NOAA’s New Satellite to Help Improve Extreme Weather Predictions


NOAA’s Joint Polar Satellite System-2 (JPSS-2), the third in a series of five advanced polar-orbiting satellites, blasted off from Vandenberg Space Force Base, California, at  1:49 a.m. PST today.

The satellite will join its predecessors, Suomi NPP and NOAA-20, as they circle the globe 14 times a day, and provide a continuous stream of data used for weather forecasting, including extreme — potentially deadly — events, and will help track and monitor climate change.

“The need for advanced satellites, such as JPSS-2, to accurately predict weather and climate has never been greater,” said Michael C. Morgan, Ph.D., assistant secretary of commerce for environmental observation and prediction. “With the steady rise in the number of billion dollar disasters, NOAA remains committed to putting the best technology in space that leads to more reliable, timely forecasts.”

Artist's rendering of NOAA's JPSS-2.
Artist’s rendering of NOAA’s JPSS-2. (NOAA)

JPSS-2 will be renamed NOAA-21 when it reaches its final “afternoon” orbit, approximately one week after launch. In that orbit, the satellite will collect local observations of the mid-latitudes and tropics during the afternoon and overnight. About one month after launch, the satellite’s instruments will start collecting data. After rigorous tests to ensure the instruments are performing as intended, the data will then be released to the public and used in NOAA’s operational forecasts and warnings. JPSS-2 is designed to operate for seven years, with the potential to operate for several more.

“NOAA is operating the most advanced fleet of weather satellites in the world,” said Steve Volz, Ph.D, director of NOAA’s Satellite and Information Service. “In conjunction with our international partner, EUMETSAT, which provides similar observations from the morning orbit, our polar satellites provide essential data for numerical weather models, producing forecasts daily.”

Together, NOAA’s newest polar-orbiting and geostationary satellites provide high quality data and imagery to help emergency managers better prepare for and respond to dangerous storms.

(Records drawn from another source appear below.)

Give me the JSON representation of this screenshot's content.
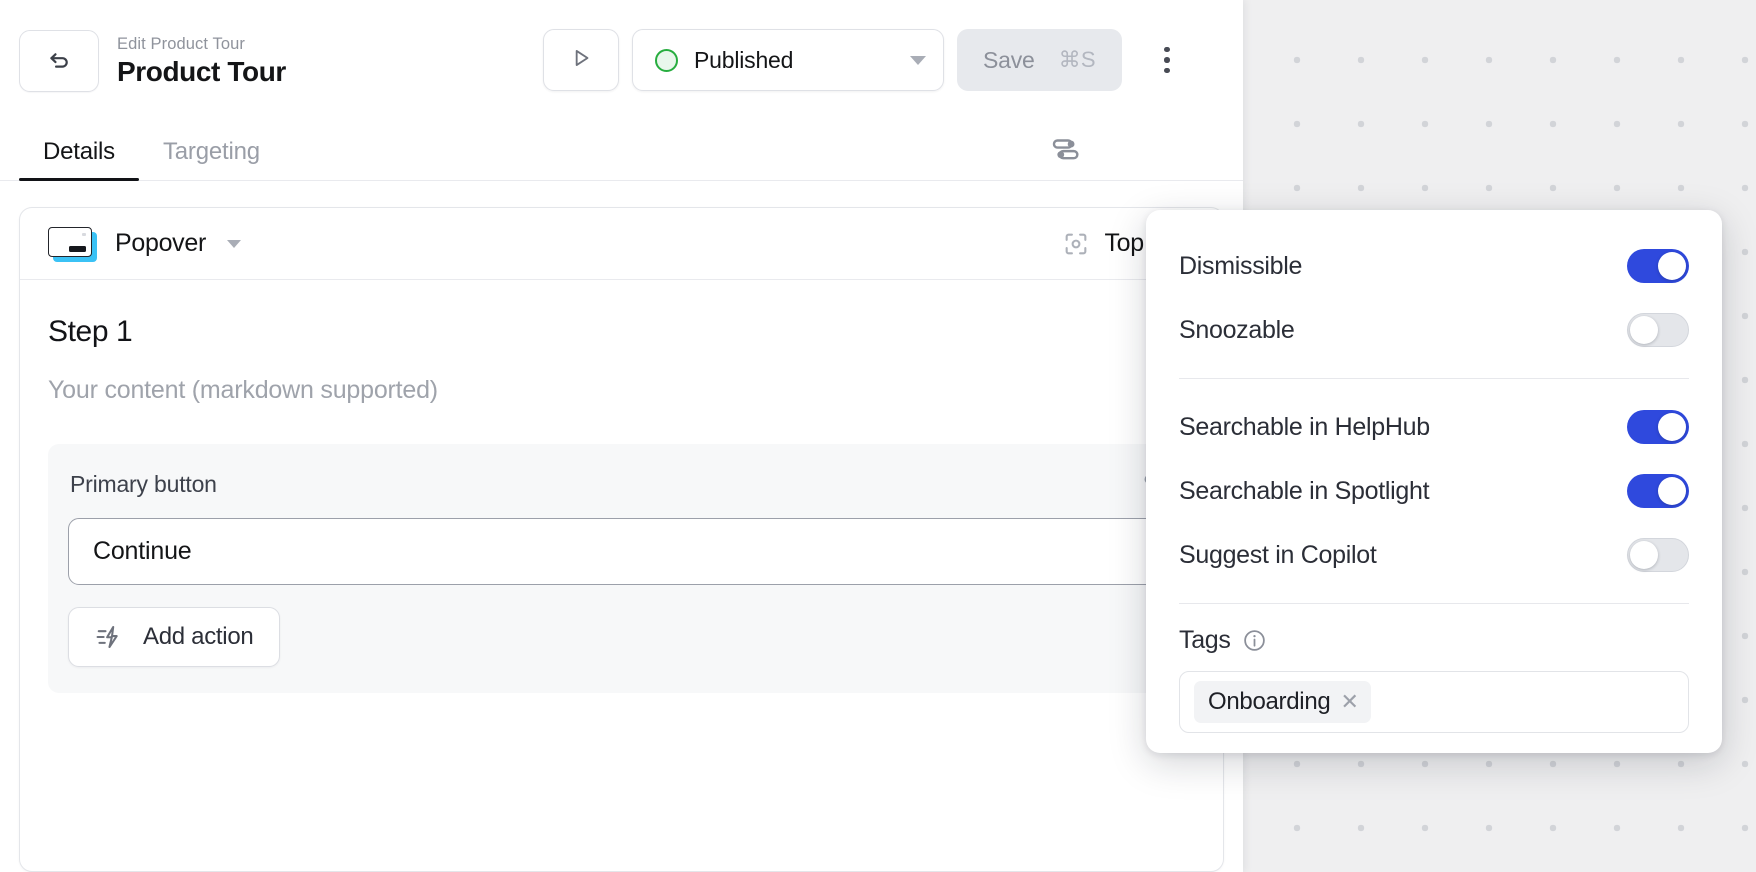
{
  "topbar": {
    "back_icon": "undo-arrow-icon",
    "eyebrow": "Edit Product Tour",
    "title": "Product Tour",
    "preview_icon": "play-triangle-icon",
    "status": {
      "label": "Published",
      "dot_color": "#27ad3f",
      "dot_fill": "#e9f7ec",
      "caret_icon": "chevron-down-icon"
    },
    "save": {
      "label": "Save",
      "shortcut": "⌘S",
      "disabled": true
    },
    "kebab_icon": "more-vertical-icon"
  },
  "tabs": {
    "items": [
      {
        "label": "Details",
        "active": true
      },
      {
        "label": "Targeting",
        "active": false
      }
    ],
    "settings_icon": "sliders-icon"
  },
  "step_card": {
    "type": {
      "icon": "popover-card-icon",
      "label": "Popover",
      "caret_icon": "chevron-down-icon"
    },
    "position": {
      "icon": "target-frame-icon",
      "label": "Top Left"
    },
    "step_title": "Step 1",
    "content_placeholder": "Your content (markdown supported)",
    "button_section": {
      "title": "Primary button",
      "settings_icon": "sliders-icon",
      "input_value": "Continue",
      "add_action": {
        "icon": "lightning-action-icon",
        "label": "Add action"
      }
    }
  },
  "settings_popover": {
    "group_one": [
      {
        "label": "Dismissible",
        "enabled": true
      },
      {
        "label": "Snoozable",
        "enabled": false
      }
    ],
    "group_two": [
      {
        "label": "Searchable in HelpHub",
        "enabled": true
      },
      {
        "label": "Searchable in Spotlight",
        "enabled": true
      },
      {
        "label": "Suggest in Copilot",
        "enabled": false
      }
    ],
    "tags": {
      "title": "Tags",
      "info_icon": "info-circle-icon",
      "chips": [
        {
          "label": "Onboarding",
          "remove_icon": "close-icon",
          "remove_glyph": "✕"
        }
      ]
    }
  },
  "colors": {
    "toggle_on": "#2f49dd",
    "toggle_off": "#e4e6ea",
    "status_green": "#27ad3f",
    "accent_cyan": "#3bc2f5",
    "canvas_bg": "#efeff0",
    "canvas_dot": "#d2d4d8"
  }
}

“Data from satellites like JPSS-2 are the foundation for our weather forecasts,” said Ken Graham, director of NOAA’s National Weather Service. “The constellation of weather satellites provides essential support to National Weather Service forecasters, which in turn, allows the public to be better prepared and for emergency managers to preposition response assets to save lives.”